Now, put them in order from the slowest to the fastest, when they are going at maximum speed. The solution, of course, is: 4-2-5-1-3. As with all such puzzles, there might be slightly different solutions—one could claim that some automobiles go faster than cruise ships. This “indeterminacy” characterizes this kind of thinking. However, some puzzles are straightforward. For instance, what do the following five things have in common?

  1. sky
  2. navy
  3. celeste
  4. azure
  5. cerulean

The answer? These are all words referring to shades of blue.

The seven puzzles below are to the ones above, though hopefully more challenging. Some involve knowledge of facts, but critical thinking is still involved in such cases because the organization of the facts according to some principle is always involved—for example, a puzzle may ask you to put five items in order of their dates of invention.

The following tongue-in-cheek definition of critical thinking by Richard W. Paul, a leading expert on critical thinking theory, says it all: “Critical thinking is thinking about your thinking while you’re thinking in order to make your thinking better.”

I. What do the following 5 things have in common?

  1. milk
  2. soda pop
  3. coffee
  4. orange juice
  5. beer

II. Put the following buildings or structures in order of height, from the shortest to the tallest.

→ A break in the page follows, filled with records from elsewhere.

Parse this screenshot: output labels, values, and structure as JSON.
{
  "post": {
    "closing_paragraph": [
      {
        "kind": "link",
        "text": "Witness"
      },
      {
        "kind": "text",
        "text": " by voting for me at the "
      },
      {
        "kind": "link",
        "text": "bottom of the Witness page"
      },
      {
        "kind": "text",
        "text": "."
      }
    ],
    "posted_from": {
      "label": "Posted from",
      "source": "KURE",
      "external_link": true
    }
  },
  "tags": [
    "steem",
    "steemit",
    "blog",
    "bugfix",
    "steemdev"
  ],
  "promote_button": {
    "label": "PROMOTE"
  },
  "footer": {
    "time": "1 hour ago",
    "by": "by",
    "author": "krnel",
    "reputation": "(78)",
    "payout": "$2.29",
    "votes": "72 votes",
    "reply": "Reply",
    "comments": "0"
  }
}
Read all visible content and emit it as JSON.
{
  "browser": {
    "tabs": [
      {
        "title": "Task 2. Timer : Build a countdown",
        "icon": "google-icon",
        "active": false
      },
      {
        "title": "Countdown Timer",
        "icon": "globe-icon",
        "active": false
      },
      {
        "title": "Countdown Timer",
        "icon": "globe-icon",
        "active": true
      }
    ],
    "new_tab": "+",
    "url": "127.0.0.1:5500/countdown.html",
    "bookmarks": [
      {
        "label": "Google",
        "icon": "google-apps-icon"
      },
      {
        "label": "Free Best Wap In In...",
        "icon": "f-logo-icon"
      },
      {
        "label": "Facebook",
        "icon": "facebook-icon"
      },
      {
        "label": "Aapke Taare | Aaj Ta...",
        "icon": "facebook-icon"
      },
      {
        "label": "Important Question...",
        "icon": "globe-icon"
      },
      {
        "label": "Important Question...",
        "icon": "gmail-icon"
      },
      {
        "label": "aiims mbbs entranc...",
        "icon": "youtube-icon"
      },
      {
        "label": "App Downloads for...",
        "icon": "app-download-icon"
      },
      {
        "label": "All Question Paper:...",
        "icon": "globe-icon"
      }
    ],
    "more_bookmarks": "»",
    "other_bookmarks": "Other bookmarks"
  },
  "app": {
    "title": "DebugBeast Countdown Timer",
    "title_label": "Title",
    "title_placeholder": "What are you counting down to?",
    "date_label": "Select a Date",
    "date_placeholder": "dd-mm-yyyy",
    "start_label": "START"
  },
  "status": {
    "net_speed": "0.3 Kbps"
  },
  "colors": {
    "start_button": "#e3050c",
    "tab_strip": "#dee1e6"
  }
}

  1. shed
  2. skyscraper
  3. duplex
  4. bungalow
  5. typical camping tent

III. What do the following animals have in common?

  1. cat
  2. fox
  3. raccoon
  4. squirrel
  5. mouse

IV. Put the following inventions in order from earliest to most recent.

  1. radio
  2. television
  3. gramophone
  4. telephone
  5. telegraph

V. What feature do the following words have in common?

  1. armchair
  2. egg
  3. imagination
  4. over
  5. understand

VI. Put these bodies of water in order in terms of volume, from smallest to largest.

  1. lake
  2. pond
  3. ocean
  4. brook
  5. sea

VII. What do the following land masses have in common?

  1. Italy
  2. Gallipoli
  3. Karpass
  4. Istria
  5. Sinai

(Answers below.)

Answers

I. They are all drinkable liquids.

II. 5-1-4-3-2

III. They all have a tail. They are also all quadrupeds.

IV. To the best of my knowledge: 5-4-3-1-2

V. They start with a vowel: a, e, i, o, u

VI. 4-2-1-5-3

VII. They are all peninsulas.

Source: Forster Forest/Shutterstock